LIMRA, Windsor, Conn., disclosed this finding in a summary of results from LIMRA’s U.S Life Insurance Buyer-Nonbuyer study, which looked at the life insurance shopping experience from the consumer’s viewpoint and how consumers’ shopping experiences influence whether they will buy or not. LIMRA surveyed only consumers who “seriously shopped” for life insurance over the past 24 months.
The study finds that nearly 20% who shop for life insurance go through their place of work. And 75% of workplace shoppers buy life insurance.
“More and more people are turning to their place of work to get the financial products they need,” says LIMRA Group Product Research Analyst Kim Landry in a prepared statement. “Clearly, the convenience of having the resource at their place of work coupled with the feeling of security felt by working with someone their employer has (implicitly) approved, are drawing consumers to this channel.”
The LIMRA report adds that 30% of workplace shoppers for life insurance say they shop because the product is offered to them at work. Workplace shoppers are more likely to be men than women (55% vs. 45%). More than three-quarters are married or living with a partner. And a majority have children under 18 in their household.
Workplace shoppers, the study says, tend also to be younger than those who shop through other channels. They also have higher average incomes than other shoppers and tend to have more investable assets.
When asked to provide their opinion of the producer they met, 8 in 10 workplace shoppers say their producer provides good information about the policy and is very knowledgeable about insurance in general. Nearly three-quarters believe they can trust their producer.
However, the survey adds, nearly half of workplace shoppers say their producer failed to follow up with them (a third of workplace shoppers who didn’t buy said that they were not finished shopping). And 4 in 10 workplace shoppers don't think their producer considered what they could actually afford.

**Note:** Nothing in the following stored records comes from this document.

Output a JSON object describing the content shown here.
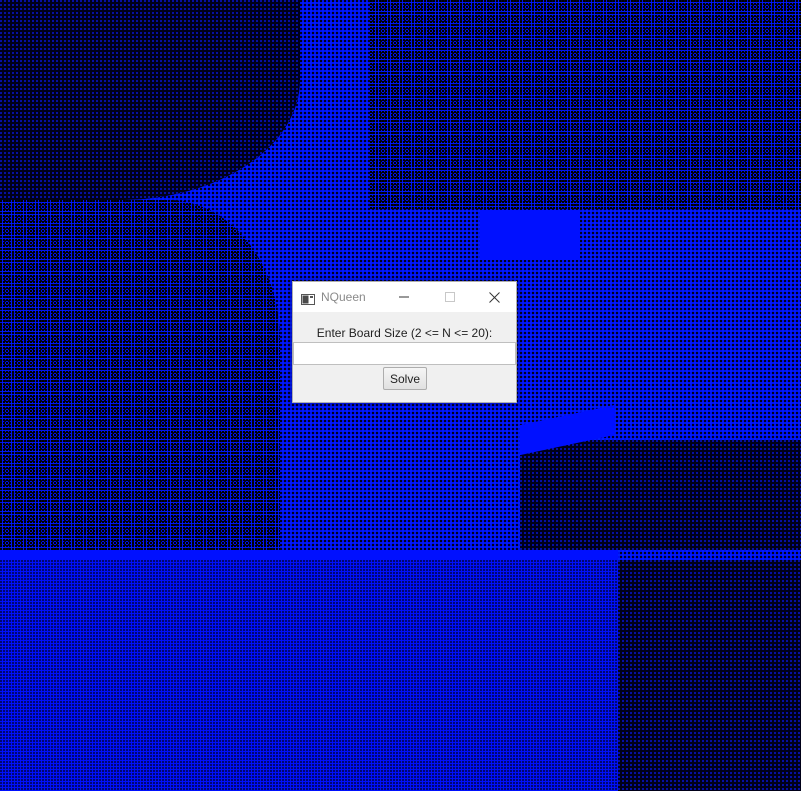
{
  "window": {
    "title": "NQueen",
    "controls": {
      "minimize_icon": "minimize-icon",
      "maximize_icon": "maximize-icon",
      "close_icon": "close-icon"
    }
  },
  "form": {
    "prompt": "Enter Board Size (2 <= N <= 20):",
    "input_value": "",
    "input_placeholder": "",
    "solve_label": "Solve"
  },
  "colors": {
    "desktop_blue": "#0010ff",
    "window_bg": "#f0f0f0",
    "titlebar_bg": "#ffffff"
  }
}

More than a third of the respondents say they didn’t receive enough product options.